Retype each entry verbatim. Do not include the images.
--- Recorded information ---
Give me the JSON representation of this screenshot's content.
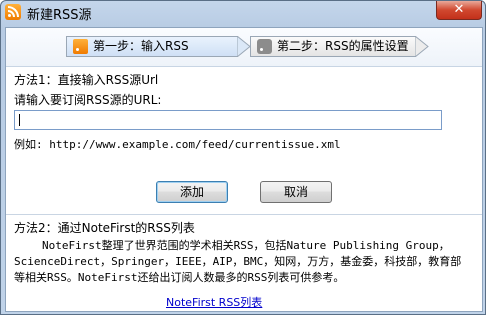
{
  "window": {
    "title": "新建RSS源",
    "close_label": "✕"
  },
  "steps": [
    {
      "label": "第一步：输入RSS"
    },
    {
      "label": "第二步：RSS的属性设置"
    }
  ],
  "method1": {
    "title": "方法1：直接输入RSS源Url",
    "prompt": "请输入要订阅RSS源的URL:",
    "input_value": "",
    "example": "例如: http://www.example.com/feed/currentissue.xml",
    "add_label": "添加",
    "cancel_label": "取消"
  },
  "method2": {
    "title": "方法2：通过NoteFirst的RSS列表",
    "description": "NoteFirst整理了世界范围的学术相关RSS，包括Nature Publishing Group，ScienceDirect，Springer，IEEE，AIP，BMC，知网，万方，基金委，科技部，教育部等相关RSS。NoteFirst还给出订阅人数最多的RSS列表可供参考。",
    "link_label": "NoteFirst RSS列表"
  }
}
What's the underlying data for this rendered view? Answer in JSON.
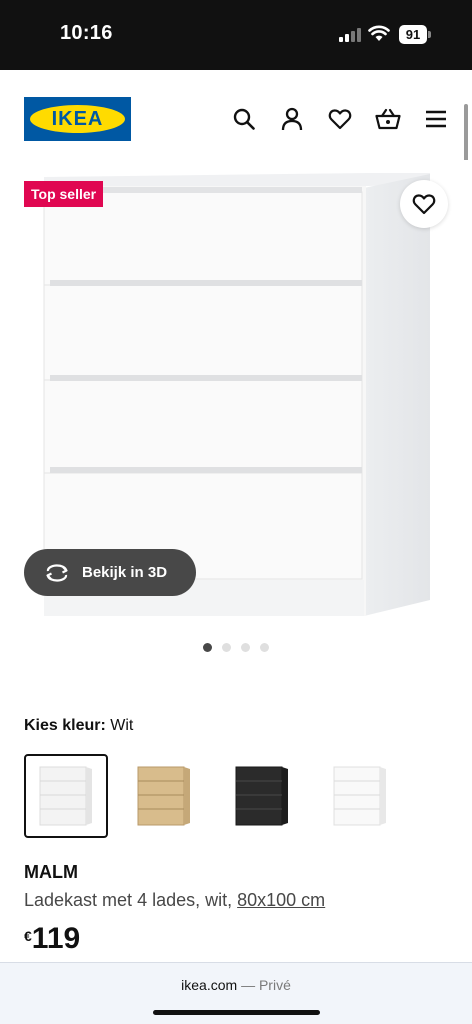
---
- **Written answer**:
Give me the JSON representation of this screenshot's content.
{
  "window": {
    "title": "新建RSS源",
    "close_label": "✕"
  },
  "steps": [
    {
      "label": "第一步：输入RSS"
    },
    {
      "label": "第二步：RSS的属性设置"
    }
  ],
  "method1": {
    "title": "方法1：直接输入RSS源Url",
    "prompt": "请输入要订阅RSS源的URL:",
    "input_value": "",
    "example": "例如: http://www.example.com/feed/currentissue.xml",
    "add_label": "添加",
    "cancel_label": "取消"
  },
  "method2": {
    "title": "方法2：通过NoteFirst的RSS列表",
    "description": "NoteFirst整理了世界范围的学术相关RSS，包括Nature Publishing Group，ScienceDirect，Springer，IEEE，AIP，BMC，知网，万方，基金委，科技部，教育部等相关RSS。NoteFirst还给出订阅人数最多的RSS列表可供参考。",
    "link_label": "NoteFirst RSS列表"
  }
}
What's the underlying data for this rendered view? Answer in JSON.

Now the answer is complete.